The Grateful Dead
Induction Year: 1994
Induction Category: Performer
Inductees: Tom Contanten (keyboards; born March 19, 1944), Jerry Garcia (guitar, vocals; born August 1, 1942, died August 9, 1995), Donna Godchaux (vocals; born August 22, 1945), Keith Godchaux (keyboards; born July 14, 1948, died July 21, 1980), Mickey Hart (drums, percussion; born September 11, 1943), Robert Hunter (lyricist; born June 23, 1941), Bill Kreutzmann (drums; born April 7, 1946), Phil Lesh (bass, vocals; born March 15, 1940), Ron “Pigpen” McKernan (keyboards, harmonica, vocals; born September 8, 1945, died March 8, 1973), Brent Mydland (keyboards, vocals; born October 21, 1952, died July 26, 1990), Bob Weir (guitar, vocals; born October 16, 1947), Vince Welnick (keyboards; born February 22, 1951, died June 2, 2006).

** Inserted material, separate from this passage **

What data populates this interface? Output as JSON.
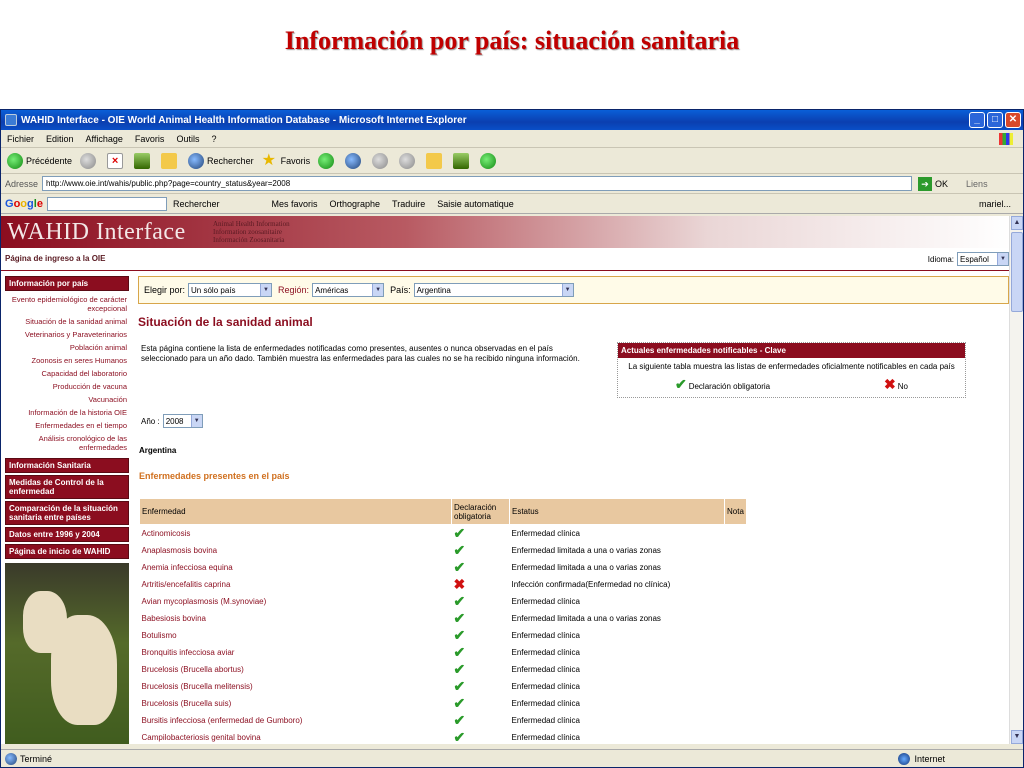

The Grateful Dead wrought a psychedelic revolution upon the cultural landscape of the Sixties. They also kept the spirit of the Sixties alive in the decades that followed, building a massive, supportive network of fans known as “Deadheads.” The Dead and their peers on the San Francisco scene helped steer the adventurous rock audience of the mid-Sixties toward a brave new world of sound in which albums supplanted singles and concerts became improvisational marathons.
From jazz, the Grateful Dead adapted an improvisational approach. Heavily steeped in Americana, the group derived from blues and bluegrass. From the culture of psychedelia, as pioneered by Ken Kesey and the Merry Pranksters, the Dead grew attuned to the broad palette of possibilities that could be tapped when imagination was given free reign. Their signature song was “Dark Star,” an extended piece that never got performed the same way twice. Throughout their thirty-year history, guitarist/leader Jerry Garcia functioned as the pre-eminent pied piper of the rock era.
In the beginning, the Dead - Garcia, guitarist Bob Weir, organist Ron “Pigpen” McKernan, bassist Phil Lesh and drummer Bill...